In the two-movement Opus 90, the first movement is excellent until we arrive at sixteen bars from the end; there is a far too drawn-out ritardando and then a trademark interminable wait on a fermata. The second movement is also very good, making this performance one of the finest in the set, if one can forgive the aberration at the end of the opening movement.
Lifschitz begins Opus 101 with a strangely unsatisfying Allegretto ma non troppo, but the following march – though taken at a leisurely tempo – is much more rewarding. Here he produces some of the most lyrical playing in the set. Unfortunately the Adagio (marked ma non troppo!) exposes all his worst habits, whereas the finale is very convincing and free from distractions, until the beginning of the coda, treated too ponderously.
Lifschitz intermittently offers glimpses of the first-rank musician who may be concealed about his person, an impression which his performance of the Hammerklavier confirms. He clearly has the measure of the epic first movement, but two or three times he rushes the tempo for no justifiable reason, with trivialising effect. In the final twenty bars, this quickening is particularly damaging. Instead of maintaining the rhythmic power with a resolute tempo, he nearly enters Rossini’s world. Such throw-away moments are unfortunately typical of this frustrating pianist. The scherzo is good but my anxiety about the Adagio sostenuto proved justified. This simply is not sustained enough. A statuesque tempo, a painful, note-by-note groping, an absence of pulse… but I have covered these points previously. The finale confirms Lifschitz’s technical mastery but he does not avoid an oppressively relentless feeling during the fugal writing. A degree of tonal variety is certainly possible, even when faced with Beethoven’s long passages of complex counterpoint.
Finally, Op. 109, 110 and 111. Lifschitz begins the opening movement of the E major Sonata sensitively but his note-by-note manner takes over at the Adagio section. His arresting Prestissimo is followed by a ponderous theme and very mixed variations. Variation 2 is too much like Stravinsky, Variation 4 lumpy, but the brilliant Variation 3 (Allegro vivace) is fine.
Opus 110 begins badly – an unnatural hesitancy in the first four bars puts me off straight away – but with perseverance we may hear much else, like the cascades of arpeggios (beginning at bar 12 and again later), which is lovely. Always it seems to be the slower music, the pauses, fermatas, moments of reflection and so on, which bring out the worst in Lifschitz. Far too often throughout this very uneven cycle I feel as though I do not know where the next note or chord is coming from. The effect is very disjointed. Movement 2 is suitably fiery but the passage in D flat major, predominantly in quavers, is too fast for intelligibility. In the finale again it is again the slower sections (Arioso) which suffer; they are bumpy, with annoyingly intrusive accompaniment, and a feeling that we have strayed from the spirit of the music.

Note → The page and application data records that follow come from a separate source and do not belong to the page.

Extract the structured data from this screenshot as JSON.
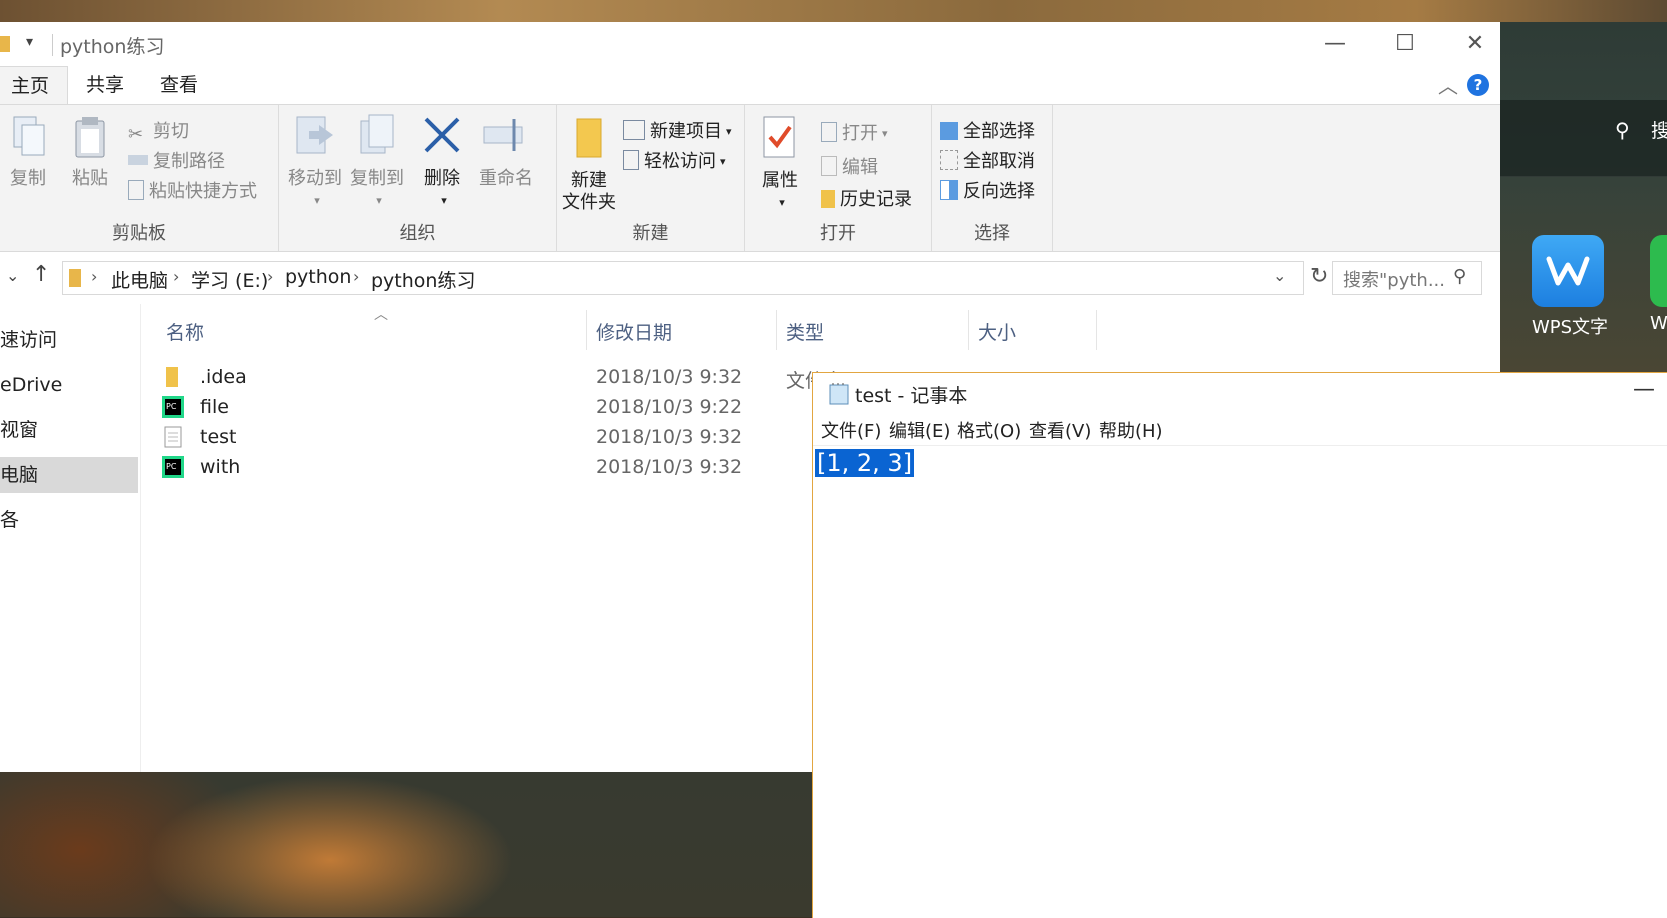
{
  "explorer": {
    "title": "python练习",
    "tabs": [
      "主页",
      "共享",
      "查看"
    ],
    "ribbon": {
      "clipboard": {
        "label": "剪贴板",
        "copy": "复制",
        "paste": "粘贴",
        "cut": "剪切",
        "copy_path": "复制路径",
        "paste_shortcut": "粘贴快捷方式"
      },
      "organize": {
        "label": "组织",
        "move_to": "移动到",
        "copy_to": "复制到",
        "delete": "删除",
        "rename": "重命名"
      },
      "new": {
        "label": "新建",
        "new_folder_1": "新建",
        "new_folder_2": "文件夹",
        "new_item": "新建项目",
        "easy_access": "轻松访问"
      },
      "open": {
        "label": "打开",
        "properties": "属性",
        "open": "打开",
        "edit": "编辑",
        "history": "历史记录"
      },
      "select": {
        "label": "选择",
        "select_all": "全部选择",
        "select_none": "全部取消",
        "invert": "反向选择"
      }
    },
    "address": {
      "crumbs": [
        "此电脑",
        "学习 (E:)",
        "python",
        "python练习"
      ],
      "search_placeholder": "搜索\"pyth..."
    },
    "nav": [
      "速访问",
      "eDrive",
      "视窗",
      "电脑",
      "各"
    ],
    "columns": {
      "name": "名称",
      "modified": "修改日期",
      "type": "类型",
      "size": "大小"
    },
    "files": [
      {
        "name": ".idea",
        "modified": "2018/10/3 9:32",
        "type": "文件夹",
        "icon": "folder-icon"
      },
      {
        "name": "file",
        "modified": "2018/10/3 9:22",
        "type": "",
        "icon": "pycharm-icon"
      },
      {
        "name": "test",
        "modified": "2018/10/3 9:32",
        "type": "",
        "icon": "text-file-icon"
      },
      {
        "name": "with",
        "modified": "2018/10/3 9:32",
        "type": "",
        "icon": "pycharm-icon"
      }
    ]
  },
  "notepad": {
    "title": "test - 记事本",
    "menu": [
      "文件(F)",
      "编辑(E)",
      "格式(O)",
      "查看(V)",
      "帮助(H)"
    ],
    "content": "[1, 2, 3]"
  },
  "desktop": {
    "search_char": "搜",
    "wps_label": "WPS文字",
    "w_label": "W"
  },
  "colors": {
    "accent": "#1f73e0",
    "selection": "#0a64d2",
    "notepad_border": "#e2a641"
  }
}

Opus 111 begins with an unconvincingly slow Maestoso, but when we arrive at the Allegro con brio Lifschitz is more in control, creating energy and intensity. For his performance of the theme of the Arietta movement, see my comments on the Hammerklavier Adagio above! In the variations, he achieves a lovely delicacy in the fourth, but he makes a protracted and awkward passage into the coda, where the long sequence of demi-semiquavers in the bass simply sounds too “notey”.

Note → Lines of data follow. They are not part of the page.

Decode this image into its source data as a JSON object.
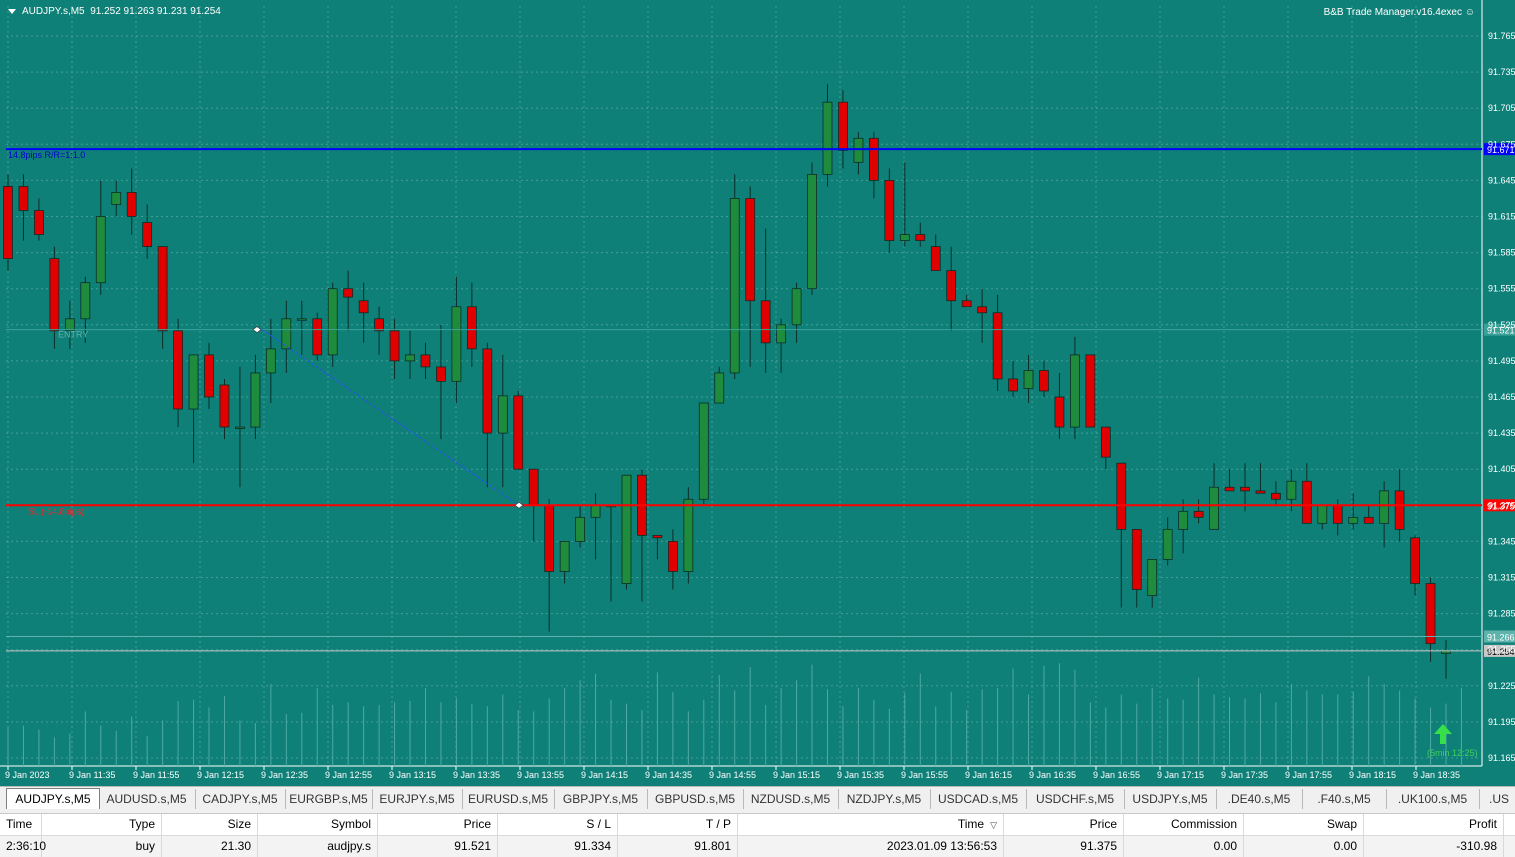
{
  "chart_header": {
    "symbol": "AUDJPY.s,M5",
    "ohlc": "91.252 91.263 91.231 91.254"
  },
  "ea_label": "B&B Trade Manager.v16.4exec",
  "chart_data": {
    "type": "candlestick",
    "price_axis": [
      "91.765",
      "91.735",
      "91.705",
      "91.675",
      "91.645",
      "91.615",
      "91.585",
      "91.555",
      "91.525",
      "91.495",
      "91.465",
      "91.435",
      "91.405",
      "91.375",
      "91.345",
      "91.315",
      "91.285",
      "91.255",
      "91.225",
      "91.195",
      "91.165"
    ],
    "time_axis": [
      "9 Jan 2023",
      "9 Jan 11:35",
      "9 Jan 11:55",
      "9 Jan 12:15",
      "9 Jan 12:35",
      "9 Jan 12:55",
      "9 Jan 13:15",
      "9 Jan 13:35",
      "9 Jan 13:55",
      "9 Jan 14:15",
      "9 Jan 14:35",
      "9 Jan 14:55",
      "9 Jan 15:15",
      "9 Jan 15:35",
      "9 Jan 15:55",
      "9 Jan 16:15",
      "9 Jan 16:35",
      "9 Jan 16:55",
      "9 Jan 17:15",
      "9 Jan 17:35",
      "9 Jan 17:55",
      "9 Jan 18:15",
      "9 Jan 18:35"
    ],
    "ylim": [
      91.165,
      91.765
    ],
    "colors": {
      "background": "#0f8078",
      "bull": "#1e8c3c",
      "bear": "#e00000",
      "wick": "#0a2d28"
    },
    "candles": [
      [
        91.64,
        91.65,
        91.57,
        91.58
      ],
      [
        91.64,
        91.65,
        91.595,
        91.62
      ],
      [
        91.62,
        91.63,
        91.595,
        91.6
      ],
      [
        91.58,
        91.59,
        91.505,
        91.52
      ],
      [
        91.52,
        91.545,
        91.505,
        91.53
      ],
      [
        91.53,
        91.565,
        91.51,
        91.56
      ],
      [
        91.56,
        91.645,
        91.55,
        91.615
      ],
      [
        91.625,
        91.645,
        91.615,
        91.635
      ],
      [
        91.635,
        91.655,
        91.6,
        91.615
      ],
      [
        91.61,
        91.625,
        91.58,
        91.59
      ],
      [
        91.59,
        91.59,
        91.505,
        91.52
      ],
      [
        91.52,
        91.53,
        91.44,
        91.455
      ],
      [
        91.455,
        91.5,
        91.41,
        91.5
      ],
      [
        91.5,
        91.51,
        91.455,
        91.465
      ],
      [
        91.475,
        91.48,
        91.43,
        91.44
      ],
      [
        91.44,
        91.49,
        91.39,
        91.44
      ],
      [
        91.44,
        91.5,
        91.43,
        91.485
      ],
      [
        91.485,
        91.53,
        91.46,
        91.505
      ],
      [
        91.505,
        91.545,
        91.485,
        91.53
      ],
      [
        91.53,
        91.545,
        91.5,
        91.53
      ],
      [
        91.53,
        91.535,
        91.495,
        91.5
      ],
      [
        91.5,
        91.56,
        91.49,
        91.555
      ],
      [
        91.555,
        91.57,
        91.52,
        91.548
      ],
      [
        91.545,
        91.56,
        91.51,
        91.535
      ],
      [
        91.53,
        91.54,
        91.5,
        91.52
      ],
      [
        91.52,
        91.53,
        91.48,
        91.495
      ],
      [
        91.495,
        91.52,
        91.48,
        91.5
      ],
      [
        91.5,
        91.51,
        91.48,
        91.49
      ],
      [
        91.49,
        91.525,
        91.43,
        91.478
      ],
      [
        91.478,
        91.565,
        91.46,
        91.54
      ],
      [
        91.54,
        91.56,
        91.49,
        91.505
      ],
      [
        91.505,
        91.51,
        91.39,
        91.435
      ],
      [
        91.435,
        91.5,
        91.39,
        91.466
      ],
      [
        91.466,
        91.47,
        91.405,
        91.405
      ],
      [
        91.405,
        91.405,
        91.345,
        91.375
      ],
      [
        91.375,
        91.38,
        91.27,
        91.32
      ],
      [
        91.32,
        91.345,
        91.31,
        91.345
      ],
      [
        91.345,
        91.375,
        91.34,
        91.365
      ],
      [
        91.365,
        91.385,
        91.33,
        91.375
      ],
      [
        91.375,
        91.375,
        91.295,
        91.375
      ],
      [
        91.31,
        91.395,
        91.305,
        91.4
      ],
      [
        91.4,
        91.405,
        91.295,
        91.35
      ],
      [
        91.35,
        91.35,
        91.33,
        91.348
      ],
      [
        91.345,
        91.355,
        91.305,
        91.32
      ],
      [
        91.32,
        91.39,
        91.31,
        91.38
      ],
      [
        91.38,
        91.45,
        91.375,
        91.46
      ],
      [
        91.46,
        91.49,
        91.46,
        91.485
      ],
      [
        91.485,
        91.65,
        91.48,
        91.63
      ],
      [
        91.63,
        91.64,
        91.49,
        91.545
      ],
      [
        91.545,
        91.605,
        91.485,
        91.51
      ],
      [
        91.51,
        91.53,
        91.485,
        91.525
      ],
      [
        91.525,
        91.56,
        91.51,
        91.555
      ],
      [
        91.555,
        91.66,
        91.55,
        91.65
      ],
      [
        91.65,
        91.725,
        91.64,
        91.71
      ],
      [
        91.71,
        91.72,
        91.655,
        91.67
      ],
      [
        91.66,
        91.685,
        91.65,
        91.68
      ],
      [
        91.68,
        91.685,
        91.63,
        91.645
      ],
      [
        91.645,
        91.655,
        91.585,
        91.595
      ],
      [
        91.595,
        91.66,
        91.59,
        91.6
      ],
      [
        91.6,
        91.61,
        91.59,
        91.595
      ],
      [
        91.59,
        91.6,
        91.57,
        91.57
      ],
      [
        91.57,
        91.59,
        91.52,
        91.545
      ],
      [
        91.545,
        91.55,
        91.54,
        91.54
      ],
      [
        91.54,
        91.555,
        91.51,
        91.535
      ],
      [
        91.535,
        91.55,
        91.47,
        91.48
      ],
      [
        91.48,
        91.495,
        91.465,
        91.47
      ],
      [
        91.472,
        91.5,
        91.46,
        91.487
      ],
      [
        91.487,
        91.495,
        91.465,
        91.47
      ],
      [
        91.465,
        91.485,
        91.43,
        91.44
      ],
      [
        91.44,
        91.515,
        91.43,
        91.5
      ],
      [
        91.5,
        91.5,
        91.44,
        91.44
      ],
      [
        91.44,
        91.44,
        91.405,
        91.415
      ],
      [
        91.41,
        91.41,
        91.29,
        91.355
      ],
      [
        91.355,
        91.355,
        91.29,
        91.305
      ],
      [
        91.3,
        91.33,
        91.29,
        91.33
      ],
      [
        91.33,
        91.365,
        91.325,
        91.355
      ],
      [
        91.355,
        91.38,
        91.335,
        91.37
      ],
      [
        91.37,
        91.38,
        91.36,
        91.365
      ],
      [
        91.355,
        91.41,
        91.355,
        91.39
      ],
      [
        91.39,
        91.405,
        91.39,
        91.387
      ],
      [
        91.39,
        91.41,
        91.37,
        91.387
      ],
      [
        91.387,
        91.41,
        91.385,
        91.385
      ],
      [
        91.385,
        91.395,
        91.375,
        91.38
      ],
      [
        91.38,
        91.405,
        91.37,
        91.395
      ],
      [
        91.395,
        91.41,
        91.38,
        91.36
      ],
      [
        91.36,
        91.375,
        91.355,
        91.375
      ],
      [
        91.375,
        91.38,
        91.35,
        91.36
      ],
      [
        91.36,
        91.385,
        91.355,
        91.365
      ],
      [
        91.365,
        91.375,
        91.36,
        91.36
      ],
      [
        91.36,
        91.395,
        91.34,
        91.387
      ],
      [
        91.387,
        91.405,
        91.345,
        91.355
      ],
      [
        91.348,
        91.35,
        91.3,
        91.31
      ],
      [
        91.31,
        91.315,
        91.245,
        91.26
      ],
      [
        91.252,
        91.263,
        91.231,
        91.254
      ]
    ],
    "volumes": [
      30,
      31,
      28,
      22,
      25,
      42,
      31,
      27,
      38,
      23,
      35,
      50,
      51,
      45,
      54,
      35,
      33,
      63,
      40,
      41,
      60,
      47,
      49,
      46,
      47,
      49,
      50,
      60,
      49,
      52,
      48,
      46,
      55,
      43,
      42,
      52,
      60,
      66,
      71,
      51,
      48,
      43,
      72,
      57,
      42,
      51,
      70,
      58,
      76,
      47,
      60,
      66,
      78,
      59,
      46,
      60,
      51,
      44,
      56,
      71,
      46,
      57,
      43,
      59,
      60,
      75,
      55,
      77,
      79,
      74,
      49,
      45,
      55,
      48,
      60,
      52,
      51,
      68,
      55,
      53,
      52,
      56,
      49,
      63,
      58,
      55,
      55,
      57,
      69,
      63,
      58,
      52,
      45,
      48,
      60
    ],
    "lines": [
      {
        "name": "tp",
        "label": "14.8pips R/R=1:1.0",
        "price": 91.671,
        "tag": "91.671",
        "color": "#0000ff"
      },
      {
        "name": "sl",
        "label": "SL (-14.8pips)",
        "price": 91.375,
        "tag": "91.375",
        "color": "#ff0000"
      },
      {
        "name": "bid",
        "price": 91.254,
        "tag": "91.254",
        "color": "#c8c8c8"
      },
      {
        "name": "ask",
        "price": 91.266,
        "tag": "91.266",
        "color": "#5fb3ad"
      },
      {
        "name": "entry",
        "label": "ENTRY",
        "price": 91.521,
        "tag": "91.521",
        "color": "#3aa198"
      }
    ],
    "timer_label": "(5min 12:25)"
  },
  "tabs": [
    {
      "label": "AUDJPY.s,M5",
      "active": true
    },
    {
      "label": "AUDUSD.s,M5"
    },
    {
      "label": "CADJPY.s,M5"
    },
    {
      "label": "EURGBP.s,M5"
    },
    {
      "label": "EURJPY.s,M5"
    },
    {
      "label": "EURUSD.s,M5"
    },
    {
      "label": "GBPJPY.s,M5"
    },
    {
      "label": "GBPUSD.s,M5"
    },
    {
      "label": "NZDUSD.s,M5"
    },
    {
      "label": "NZDJPY.s,M5"
    },
    {
      "label": "USDCAD.s,M5"
    },
    {
      "label": "USDCHF.s,M5"
    },
    {
      "label": "USDJPY.s,M5"
    },
    {
      "label": ".DE40.s,M5"
    },
    {
      "label": ".F40.s,M5"
    },
    {
      "label": ".UK100.s,M5"
    },
    {
      "label": ".US"
    }
  ],
  "table": {
    "columns": [
      "Time",
      "Type",
      "Size",
      "Symbol",
      "Price",
      "S / L",
      "T / P",
      "Time",
      "Price",
      "Commission",
      "Swap",
      "Profit"
    ],
    "sort_indicator": "▽",
    "row": [
      "2:36:10",
      "buy",
      "21.30",
      "audjpy.s",
      "91.521",
      "91.334",
      "91.801",
      "2023.01.09 13:56:53",
      "91.375",
      "0.00",
      "0.00",
      "-310.98"
    ]
  }
}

Obviously no pianist has ever been equally successful in all the Beethoven sonatas, but there does need to be a much higher proportion of outstanding performances for a recommendation to be deserved. If only the best of this cycle – some movements or very occasionally a thoroughly satisfying complete sonata – were not so rare…